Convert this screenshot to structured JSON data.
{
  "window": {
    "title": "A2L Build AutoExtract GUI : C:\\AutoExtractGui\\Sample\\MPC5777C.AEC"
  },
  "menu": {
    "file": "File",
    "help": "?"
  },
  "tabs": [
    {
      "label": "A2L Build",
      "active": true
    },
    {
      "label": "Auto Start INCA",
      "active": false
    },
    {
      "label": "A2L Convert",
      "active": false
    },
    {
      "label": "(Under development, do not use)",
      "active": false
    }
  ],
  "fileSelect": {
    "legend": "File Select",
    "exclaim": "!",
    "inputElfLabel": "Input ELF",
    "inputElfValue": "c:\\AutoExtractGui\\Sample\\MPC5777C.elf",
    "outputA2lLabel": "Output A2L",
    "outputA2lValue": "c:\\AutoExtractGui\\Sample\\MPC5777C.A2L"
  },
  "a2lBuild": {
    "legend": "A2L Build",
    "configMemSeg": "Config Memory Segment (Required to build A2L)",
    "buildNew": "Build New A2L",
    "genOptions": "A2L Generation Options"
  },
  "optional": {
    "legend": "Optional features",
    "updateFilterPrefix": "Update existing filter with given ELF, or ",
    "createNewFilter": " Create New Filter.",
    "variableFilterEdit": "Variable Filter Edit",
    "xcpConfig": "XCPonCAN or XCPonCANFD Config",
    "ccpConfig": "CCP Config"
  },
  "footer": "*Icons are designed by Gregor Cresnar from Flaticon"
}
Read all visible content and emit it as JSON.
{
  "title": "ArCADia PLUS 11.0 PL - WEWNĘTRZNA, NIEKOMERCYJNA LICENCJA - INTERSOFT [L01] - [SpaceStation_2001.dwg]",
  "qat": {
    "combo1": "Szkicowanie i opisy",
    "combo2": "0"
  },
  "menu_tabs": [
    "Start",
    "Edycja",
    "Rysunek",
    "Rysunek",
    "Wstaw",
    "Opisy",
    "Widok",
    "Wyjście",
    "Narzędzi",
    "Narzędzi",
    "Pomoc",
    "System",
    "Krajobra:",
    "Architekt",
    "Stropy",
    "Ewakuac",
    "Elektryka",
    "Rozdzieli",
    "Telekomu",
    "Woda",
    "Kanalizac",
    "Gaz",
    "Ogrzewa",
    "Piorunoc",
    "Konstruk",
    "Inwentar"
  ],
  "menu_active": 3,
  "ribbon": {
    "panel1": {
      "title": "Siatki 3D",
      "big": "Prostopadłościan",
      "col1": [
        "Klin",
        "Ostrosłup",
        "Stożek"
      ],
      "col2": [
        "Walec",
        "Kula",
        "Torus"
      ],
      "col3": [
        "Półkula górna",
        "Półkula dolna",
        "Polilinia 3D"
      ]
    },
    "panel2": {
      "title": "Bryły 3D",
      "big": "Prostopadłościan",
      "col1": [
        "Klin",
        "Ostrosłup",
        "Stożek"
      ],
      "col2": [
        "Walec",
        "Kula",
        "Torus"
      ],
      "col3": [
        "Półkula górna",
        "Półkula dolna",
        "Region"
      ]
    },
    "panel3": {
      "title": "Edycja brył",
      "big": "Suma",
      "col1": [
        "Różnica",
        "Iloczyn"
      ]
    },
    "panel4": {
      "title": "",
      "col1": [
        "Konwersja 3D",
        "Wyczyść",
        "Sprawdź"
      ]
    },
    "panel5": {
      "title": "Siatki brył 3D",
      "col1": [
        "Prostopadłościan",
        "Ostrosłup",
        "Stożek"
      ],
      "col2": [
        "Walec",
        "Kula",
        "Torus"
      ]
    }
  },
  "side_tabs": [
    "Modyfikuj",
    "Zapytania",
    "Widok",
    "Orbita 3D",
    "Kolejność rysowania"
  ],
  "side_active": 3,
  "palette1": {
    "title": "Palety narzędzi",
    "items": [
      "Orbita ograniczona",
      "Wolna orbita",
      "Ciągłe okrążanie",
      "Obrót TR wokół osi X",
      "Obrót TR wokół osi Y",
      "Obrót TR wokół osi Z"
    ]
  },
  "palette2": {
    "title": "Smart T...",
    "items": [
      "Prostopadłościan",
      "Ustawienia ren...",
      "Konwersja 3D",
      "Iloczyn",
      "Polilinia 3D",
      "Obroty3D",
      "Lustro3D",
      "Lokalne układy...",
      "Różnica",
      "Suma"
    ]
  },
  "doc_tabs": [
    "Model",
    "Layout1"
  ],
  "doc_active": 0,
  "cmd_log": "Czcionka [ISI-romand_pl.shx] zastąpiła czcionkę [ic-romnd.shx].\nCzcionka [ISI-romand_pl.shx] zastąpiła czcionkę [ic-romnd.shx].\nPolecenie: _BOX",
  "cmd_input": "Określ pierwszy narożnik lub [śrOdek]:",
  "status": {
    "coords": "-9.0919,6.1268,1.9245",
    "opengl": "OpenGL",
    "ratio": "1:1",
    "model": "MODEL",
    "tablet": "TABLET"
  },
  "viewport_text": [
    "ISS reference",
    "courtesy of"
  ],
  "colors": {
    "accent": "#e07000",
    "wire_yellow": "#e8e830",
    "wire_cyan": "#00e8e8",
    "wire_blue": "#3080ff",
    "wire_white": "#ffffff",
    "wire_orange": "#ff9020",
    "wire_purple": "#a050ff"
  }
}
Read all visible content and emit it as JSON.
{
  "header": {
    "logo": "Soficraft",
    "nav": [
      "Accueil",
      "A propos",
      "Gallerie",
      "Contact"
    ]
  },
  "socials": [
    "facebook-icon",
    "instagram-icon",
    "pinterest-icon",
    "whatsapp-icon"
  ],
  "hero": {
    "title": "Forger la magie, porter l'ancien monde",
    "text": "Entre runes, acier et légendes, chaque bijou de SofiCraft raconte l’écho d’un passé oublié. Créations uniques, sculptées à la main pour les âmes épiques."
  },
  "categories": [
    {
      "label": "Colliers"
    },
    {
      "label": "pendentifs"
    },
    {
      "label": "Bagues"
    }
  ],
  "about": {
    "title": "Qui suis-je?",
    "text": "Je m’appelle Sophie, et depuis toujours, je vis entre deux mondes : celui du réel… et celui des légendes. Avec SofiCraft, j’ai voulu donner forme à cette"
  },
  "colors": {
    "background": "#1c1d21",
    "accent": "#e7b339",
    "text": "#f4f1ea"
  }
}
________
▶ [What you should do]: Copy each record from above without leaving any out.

▶ [Exercise solution]:
Convert this screenshot to structured JSON data.
{
  "window": {
    "title": "A2L Build AutoExtract GUI : C:\\AutoExtractGui\\Sample\\MPC5777C.AEC"
  },
  "menu": {
    "file": "File",
    "help": "?"
  },
  "tabs": [
    {
      "label": "A2L Build",
      "active": true
    },
    {
      "label": "Auto Start INCA",
      "active": false
    },
    {
      "label": "A2L Convert",
      "active": false
    },
    {
      "label": "(Under development, do not use)",
      "active": false
    }
  ],
  "fileSelect": {
    "legend": "File Select",
    "exclaim": "!",
    "inputElfLabel": "Input ELF",
    "inputElfValue": "c:\\AutoExtractGui\\Sample\\MPC5777C.elf",
    "outputA2lLabel": "Output A2L",
    "outputA2lValue": "c:\\AutoExtractGui\\Sample\\MPC5777C.A2L"
  },
  "a2lBuild": {
    "legend": "A2L Build",
    "configMemSeg": "Config Memory Segment (Required to build A2L)",
    "buildNew": "Build New A2L",
    "genOptions": "A2L Generation Options"
  },
  "optional": {
    "legend": "Optional features",
    "updateFilterPrefix": "Update existing filter with given ELF, or ",
    "createNewFilter": " Create New Filter.",
    "variableFilterEdit": "Variable Filter Edit",
    "xcpConfig": "XCPonCAN or XCPonCANFD Config",
    "ccpConfig": "CCP Config"
  },
  "footer": "*Icons are designed by Gregor Cresnar from Flaticon"
}
Read all visible content and emit it as JSON.
{
  "title": "ArCADia PLUS 11.0 PL - WEWNĘTRZNA, NIEKOMERCYJNA LICENCJA - INTERSOFT [L01] - [SpaceStation_2001.dwg]",
  "qat": {
    "combo1": "Szkicowanie i opisy",
    "combo2": "0"
  },
  "menu_tabs": [
    "Start",
    "Edycja",
    "Rysunek",
    "Rysunek",
    "Wstaw",
    "Opisy",
    "Widok",
    "Wyjście",
    "Narzędzi",
    "Narzędzi",
    "Pomoc",
    "System",
    "Krajobra:",
    "Architekt",
    "Stropy",
    "Ewakuac",
    "Elektryka",
    "Rozdzieli",
    "Telekomu",
    "Woda",
    "Kanalizac",
    "Gaz",
    "Ogrzewa",
    "Piorunoc",
    "Konstruk",
    "Inwentar"
  ],
  "menu_active": 3,
  "ribbon": {
    "panel1": {
      "title": "Siatki 3D",
      "big": "Prostopadłościan",
      "col1": [
        "Klin",
        "Ostrosłup",
        "Stożek"
      ],
      "col2": [
        "Walec",
        "Kula",
        "Torus"
      ],
      "col3": [
        "Półkula górna",
        "Półkula dolna",
        "Polilinia 3D"
      ]
    },
    "panel2": {
      "title": "Bryły 3D",
      "big": "Prostopadłościan",
      "col1": [
        "Klin",
        "Ostrosłup",
        "Stożek"
      ],
      "col2": [
        "Walec",
        "Kula",
        "Torus"
      ],
      "col3": [
        "Półkula górna",
        "Półkula dolna",
        "Region"
      ]
    },
    "panel3": {
      "title": "Edycja brył",
      "big": "Suma",
      "col1": [
        "Różnica",
        "Iloczyn"
      ]
    },
    "panel4": {
      "title": "",
      "col1": [
        "Konwersja 3D",
        "Wyczyść",
        "Sprawdź"
      ]
    },
    "panel5": {
      "title": "Siatki brył 3D",
      "col1": [
        "Prostopadłościan",
        "Ostrosłup",
        "Stożek"
      ],
      "col2": [
        "Walec",
        "Kula",
        "Torus"
      ]
    }
  },
  "side_tabs": [
    "Modyfikuj",
    "Zapytania",
    "Widok",
    "Orbita 3D",
    "Kolejność rysowania"
  ],
  "side_active": 3,
  "palette1": {
    "title": "Palety narzędzi",
    "items": [
      "Orbita ograniczona",
      "Wolna orbita",
      "Ciągłe okrążanie",
      "Obrót TR wokół osi X",
      "Obrót TR wokół osi Y",
      "Obrót TR wokół osi Z"
    ]
  },
  "palette2": {
    "title": "Smart T...",
    "items": [
      "Prostopadłościan",
      "Ustawienia ren...",
      "Konwersja 3D",
      "Iloczyn",
      "Polilinia 3D",
      "Obroty3D",
      "Lustro3D",
      "Lokalne układy...",
      "Różnica",
      "Suma"
    ]
  },
  "doc_tabs": [
    "Model",
    "Layout1"
  ],
  "doc_active": 0,
  "cmd_log": "Czcionka [ISI-romand_pl.shx] zastąpiła czcionkę [ic-romnd.shx].\nCzcionka [ISI-romand_pl.shx] zastąpiła czcionkę [ic-romnd.shx].\nPolecenie: _BOX",
  "cmd_input": "Określ pierwszy narożnik lub [śrOdek]:",
  "status": {
    "coords": "-9.0919,6.1268,1.9245",
    "opengl": "OpenGL",
    "ratio": "1:1",
    "model": "MODEL",
    "tablet": "TABLET"
  },
  "viewport_text": [
    "ISS reference",
    "courtesy of"
  ],
  "colors": {
    "accent": "#e07000",
    "wire_yellow": "#e8e830",
    "wire_cyan": "#00e8e8",
    "wire_blue": "#3080ff",
    "wire_white": "#ffffff",
    "wire_orange": "#ff9020",
    "wire_purple": "#a050ff"
  }
}
Read all visible content and emit it as JSON.
{
  "header": {
    "logo": "Soficraft",
    "nav": [
      "Accueil",
      "A propos",
      "Gallerie",
      "Contact"
    ]
  },
  "socials": [
    "facebook-icon",
    "instagram-icon",
    "pinterest-icon",
    "whatsapp-icon"
  ],
  "hero": {
    "title": "Forger la magie, porter l'ancien monde",
    "text": "Entre runes, acier et légendes, chaque bijou de SofiCraft raconte l’écho d’un passé oublié. Créations uniques, sculptées à la main pour les âmes épiques."
  },
  "categories": [
    {
      "label": "Colliers"
    },
    {
      "label": "pendentifs"
    },
    {
      "label": "Bagues"
    }
  ],
  "about": {
    "title": "Qui suis-je?",
    "text": "Je m’appelle Sophie, et depuis toujours, je vis entre deux mondes : celui du réel… et celui des légendes. Avec SofiCraft, j’ai voulu donner forme à cette"
  },
  "colors": {
    "background": "#1c1d21",
    "accent": "#e7b339",
    "text": "#f4f1ea"
  }
}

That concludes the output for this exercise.